tlingcoach,hewas theonlyappli-
cant inthepool. In1981hewasof-
feredthe jobofgirls’tenniscoach.
StonewasagraduateofSpring-
field College in Massachusetts in
1971, where he earned a Bache-
lor of Sciencedegree. Fromthere,
he went on to earn an MS from
the University of Oregon in 1972.
He played both tennis and wres-
tling as an undergraduate, which
wouldprovidethefoundationfor
coachingboththesports lateron.
It wasn’t much longer until
Stone would receive recognition
for his talents. In 1986 he was
named Cape Ann League Coach
of the Year, which he would go
on to win in ’87, ’92, ‘96, ’97, ’08
and ’14. In 1986 and 2014, the
Boston Globe named himCoach
of the Year, and he was induct-
ed into the Massachusetts Wres-
tling Coaches Association Hall of
Fame in 1998, the same year he
was named Coach of the Year by
the association.
His numbers are equally im-
pressive.Todate, Stonehasa528-

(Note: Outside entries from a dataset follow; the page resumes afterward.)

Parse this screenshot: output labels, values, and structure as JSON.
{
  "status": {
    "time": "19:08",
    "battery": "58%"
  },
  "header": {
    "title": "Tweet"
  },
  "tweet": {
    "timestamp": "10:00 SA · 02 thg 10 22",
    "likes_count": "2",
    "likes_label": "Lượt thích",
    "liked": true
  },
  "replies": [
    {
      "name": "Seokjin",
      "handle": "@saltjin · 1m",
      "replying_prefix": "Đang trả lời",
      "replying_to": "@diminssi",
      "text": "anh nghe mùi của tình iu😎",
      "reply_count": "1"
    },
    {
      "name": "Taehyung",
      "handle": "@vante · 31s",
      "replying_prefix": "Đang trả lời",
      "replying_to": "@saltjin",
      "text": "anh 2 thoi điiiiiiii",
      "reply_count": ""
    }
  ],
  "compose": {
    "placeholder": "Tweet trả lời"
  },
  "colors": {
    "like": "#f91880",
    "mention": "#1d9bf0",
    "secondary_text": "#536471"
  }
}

323recordinwrestlingand,witha
win thatMondaynight, 567-85 in
tennis.OnDecember12, 2015,he
earnedhis500thwininwrestling.
The year before, his tennis team
went on to earn a perfect 21-0
season.Andin1998and1999, the
team earned two back-to-back
undefeated state championship
seasons.Hehasalsowon18Cape
Ann league titles, 12MIAA North
SectionalChampionshipsandfive
state titles for tennis.
Senator McGee was also pres-
ent at themeeting to offer Stone
a letter and citation from the
state legislature, congratulating
hiswork for the town.“Duringhis
service to the town of Lynnfield
he has been an exemplary edu-
cator and instructor andhaswon
theadmirationofhisstudentsand
athletes, parentsandpeers,while
instilling inhis athletes thevalues
of teamwork, dedicationandper-
sistence,” McGee read from the
letter. “Those lucky enough to be
coached by you should be justi-
fiably proud of this accomplish-
ment.”McGee also wished Stone
“continued success”in the future.
SuperintendentofSchoolsJane
Tremblay also spokeon theocca-
sion. “As a colleague of Craig’s for
the past 30 years it is no surprise
[…] that you are going to be in-
ducted into the hall of fame.”
She attributed Stone’s success
to the relationships he has built
over the years, and noted the
many conversations she has had
with him about the importance
of teaching “lifelong lessons” on
themat.“You’vetaught themgrit,
perseverance, the importance of
winning and the importance of
losing, and getting up one more
time.”She said that these lessons
are equally important beyond
high school.
“It’s not about the destination,
it’s about the journey,”saidStone,
finally.“I can’t tell youtherelation-
ships I’vebeen fortunate enough
to establish through education
and coaching. I love the excite-
ment on their faces when they
come into the gym and their en-
thusiasm.”
Henotedthat the relationships
he has built have often led to at-
tending athletes’ weddings and
collegegraduations, and in some
cases, watching them go on to
become coaches themselves – “I
feel fortunate tohave a small role
in their lives.”
Stone will continue to coach
but in a lesser role than he once
had. He joked about being in
semiretirement and hownowhe
often has a new role of helping
his wife with daycare. He also of-
tensubstituteteachesalongwith
coaching.
To obtain tickets for the induc-
tion ceremony for the Nation-
al Wrestling Hall of Fame, visit
http://nwhof.org/massachusetts/.
The ceremony will take place at
5:30 p.m. on April 29 at Gillette
Stadium. Stone will receive a
plaque highlighting his accom-
plishments, which will be hung
at the Hall of Fame in Stillwater,
Oklahoma.
Soon-to-beNationalWrestling
Hall of Fame inductee Craig
Stone addresses the Board of
Selectmen.
Superintendent of Schools Jane Tremblay says a few words
congratulating Craig for his accomplishment.
Massachusetts chapter of the National Wrestling Hall of Fame class of 2017 (left to right):
Robert Amiballi of Natick, Craig Stone of Lynnfield, Dr. John Passiani ofWaltham, Pat Coleman
of Norton and Tom Bartosek of Canton.
Rawding reaches real estate milestone
NorthrupAssociatesbroker-ownersRichardTisei andBernie
Starr (right) proudly present Gale Rawding with an award
signifyingher 300th sale. Only a small number of real estate
agents reach this milestone, and together we congratulate
Gale on this outstanding achievement.